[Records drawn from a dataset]
*** Block opens ***
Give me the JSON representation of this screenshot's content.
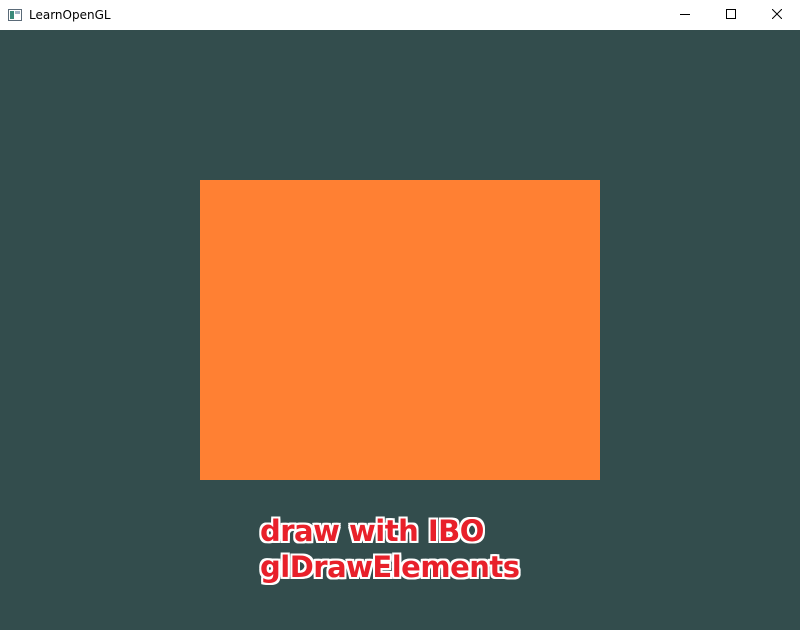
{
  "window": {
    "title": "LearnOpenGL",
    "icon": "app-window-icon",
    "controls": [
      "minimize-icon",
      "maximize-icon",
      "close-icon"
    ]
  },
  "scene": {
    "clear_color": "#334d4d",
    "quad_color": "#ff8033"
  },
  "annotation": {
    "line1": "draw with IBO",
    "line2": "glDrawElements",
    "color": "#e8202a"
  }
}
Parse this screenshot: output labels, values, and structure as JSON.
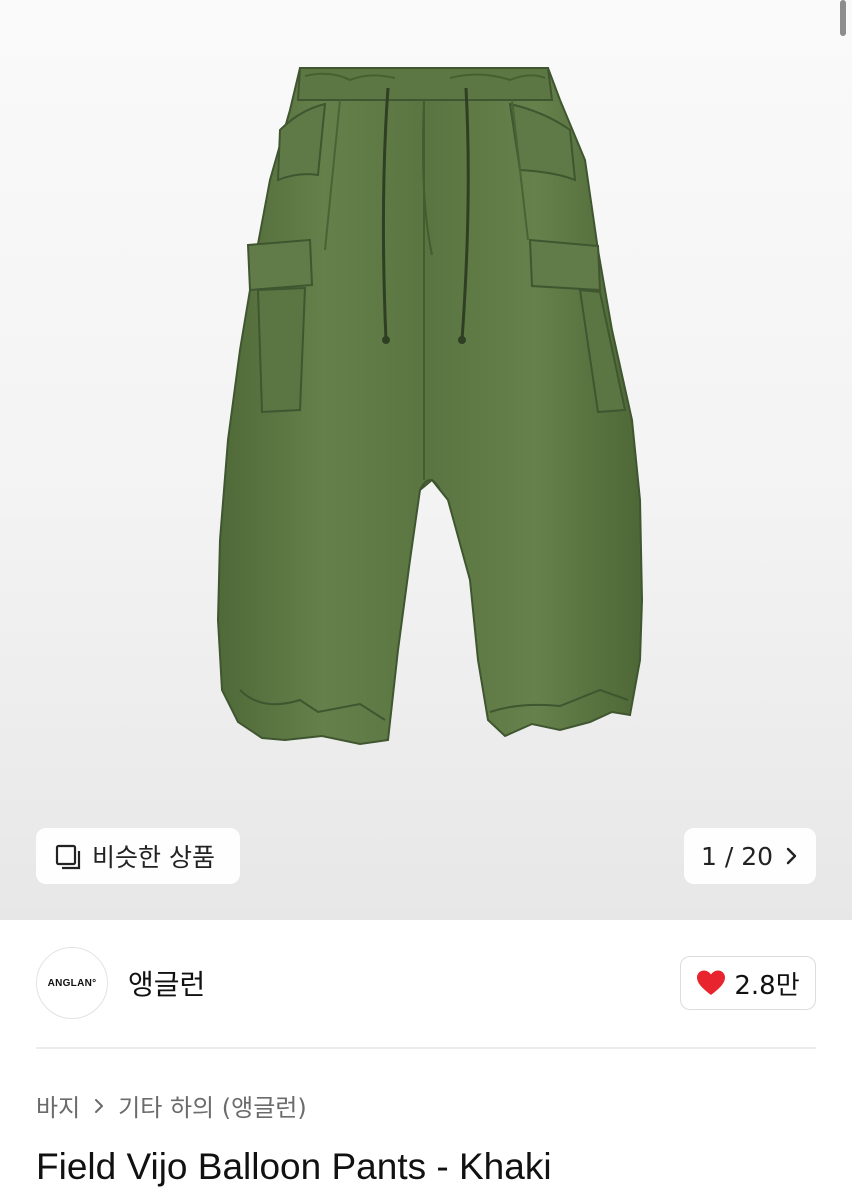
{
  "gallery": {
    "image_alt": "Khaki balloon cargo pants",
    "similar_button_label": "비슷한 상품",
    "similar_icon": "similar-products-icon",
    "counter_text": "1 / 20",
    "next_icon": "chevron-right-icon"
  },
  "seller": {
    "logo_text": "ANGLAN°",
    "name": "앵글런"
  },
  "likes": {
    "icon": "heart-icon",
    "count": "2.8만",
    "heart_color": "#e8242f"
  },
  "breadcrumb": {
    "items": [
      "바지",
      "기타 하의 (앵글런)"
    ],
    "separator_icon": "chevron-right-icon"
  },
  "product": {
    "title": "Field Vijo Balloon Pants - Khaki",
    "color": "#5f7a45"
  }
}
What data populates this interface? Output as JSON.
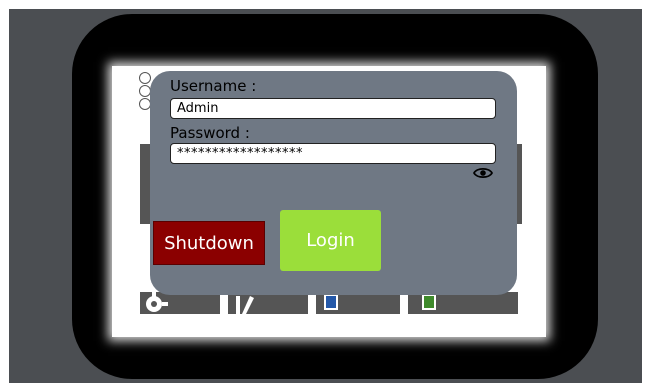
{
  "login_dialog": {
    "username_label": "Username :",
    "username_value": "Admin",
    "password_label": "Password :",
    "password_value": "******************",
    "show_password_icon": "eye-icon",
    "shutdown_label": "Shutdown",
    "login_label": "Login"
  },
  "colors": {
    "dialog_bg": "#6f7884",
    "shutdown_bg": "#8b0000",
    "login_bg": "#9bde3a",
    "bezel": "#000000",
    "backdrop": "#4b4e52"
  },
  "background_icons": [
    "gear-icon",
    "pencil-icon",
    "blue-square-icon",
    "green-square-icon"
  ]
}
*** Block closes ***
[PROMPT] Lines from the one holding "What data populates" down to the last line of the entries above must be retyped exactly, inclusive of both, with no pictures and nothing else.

[TASK SOLUTION]
What data populates this interface? Output as JSON.
{
  "login_dialog": {
    "username_label": "Username :",
    "username_value": "Admin",
    "password_label": "Password :",
    "password_value": "******************",
    "show_password_icon": "eye-icon",
    "shutdown_label": "Shutdown",
    "login_label": "Login"
  },
  "colors": {
    "dialog_bg": "#6f7884",
    "shutdown_bg": "#8b0000",
    "login_bg": "#9bde3a",
    "bezel": "#000000",
    "backdrop": "#4b4e52"
  },
  "background_icons": [
    "gear-icon",
    "pencil-icon",
    "blue-square-icon",
    "green-square-icon"
  ]
}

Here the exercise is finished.